ORGANIZATIONAL MEMORY SYSTEMS AS A SOURCE OF LEARNING FOR NEW EMPLOYEES IN AN INNOVATIVE CONTEXT
Independent thesis Advanced level (degree of Master (Two Years)), 10 credits / 15 HE creditsStudent thesis
Organizational memory is said to be one of the essential factors of organizational learning, particularly in a part that is concerned with knowledge flowing from an organization to its employees. Often viewed as a system of knowledge repositories, organizational memory is argued to be important in various contexts. The purpose of this study is to explore an impact of the organizational memory in two such contexts, namely in a situation of presence of new employees and organization involved in innovation activity. The importance of organizational memory for the new employees can be explained by the fact that it is through facing it they socialize in the organization. Organizational memory also influences innovative behaviour of employees.
This researched is performed in a form of a case study; where the object of study finds itself in a combined context – new employees of R&D department learn from different organizational memory systems. The data for this case study were collected through qualitative interviewing of both the newcomers and their supervisor.
The results show that new employees face a range of memory systems, and this range does not depend on the innovativeness of the work they are involved in. It was found possible to look separately into the systems and methods the newcomers accessed them. The most important access methods in this case turned out to be personal communication and IT-enabled means, however a number of other methods were also found relevant for the case.
Focusing on how this knowledge can support innovative behaviour of the new employees, this study has found several ways in which both incremental and radical innovations can be enhanced. The memory systems have been found to affect innovative behaviour of the newcomers by demonstrating expectance of this behaviour, by providing “old” knowledge, as well as hints where one can possibly find “old” and “new” knowledge.
In general, the findings suggest that looking into memory systems separately from the ways to access them might give valuable insights for rethinking how properties of the memory systems have been defined so far.
Place, publisher, year, edition, pages
2012. , 30 p.
organizational learning, organizational memory, knowledge repositories, new employees, innovation, case study
IdentifiersURN: urn:nbn:se:hh:diva-19854OAI: oai:DiVA.org:hh-19854DiVA: diva2:561477

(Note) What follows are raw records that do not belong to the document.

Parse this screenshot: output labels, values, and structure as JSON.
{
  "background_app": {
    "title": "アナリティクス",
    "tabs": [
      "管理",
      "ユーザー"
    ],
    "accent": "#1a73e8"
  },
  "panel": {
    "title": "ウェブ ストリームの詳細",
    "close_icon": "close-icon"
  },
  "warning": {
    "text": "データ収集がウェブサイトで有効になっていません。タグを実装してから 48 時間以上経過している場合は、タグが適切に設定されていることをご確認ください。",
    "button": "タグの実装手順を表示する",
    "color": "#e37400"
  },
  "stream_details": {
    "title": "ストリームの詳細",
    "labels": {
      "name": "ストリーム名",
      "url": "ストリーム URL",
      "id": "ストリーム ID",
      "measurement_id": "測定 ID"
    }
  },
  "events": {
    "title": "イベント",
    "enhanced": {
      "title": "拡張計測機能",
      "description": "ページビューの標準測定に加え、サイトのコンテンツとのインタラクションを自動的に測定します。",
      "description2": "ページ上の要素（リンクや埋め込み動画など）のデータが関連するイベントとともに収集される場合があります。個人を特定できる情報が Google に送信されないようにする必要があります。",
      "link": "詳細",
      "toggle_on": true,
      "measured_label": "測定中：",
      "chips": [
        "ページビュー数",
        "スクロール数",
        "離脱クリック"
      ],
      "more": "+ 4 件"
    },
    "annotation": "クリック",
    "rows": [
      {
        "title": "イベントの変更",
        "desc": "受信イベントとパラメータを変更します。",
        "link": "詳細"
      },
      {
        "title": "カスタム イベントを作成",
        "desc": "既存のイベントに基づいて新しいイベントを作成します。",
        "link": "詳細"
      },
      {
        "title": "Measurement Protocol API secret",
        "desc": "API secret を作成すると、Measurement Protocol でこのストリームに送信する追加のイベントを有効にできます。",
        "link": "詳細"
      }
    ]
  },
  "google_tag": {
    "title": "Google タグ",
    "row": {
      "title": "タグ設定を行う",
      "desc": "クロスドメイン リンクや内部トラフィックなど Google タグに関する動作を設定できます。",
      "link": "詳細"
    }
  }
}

Subject / course
2012-05-29, Halmstad, 10:00 (English)
UppsokSocial and Behavioural Science, Law
Norr, Christer, PhD, MBARundquist, Jonas, PhD, MSc
Danilovic, Mike, Professor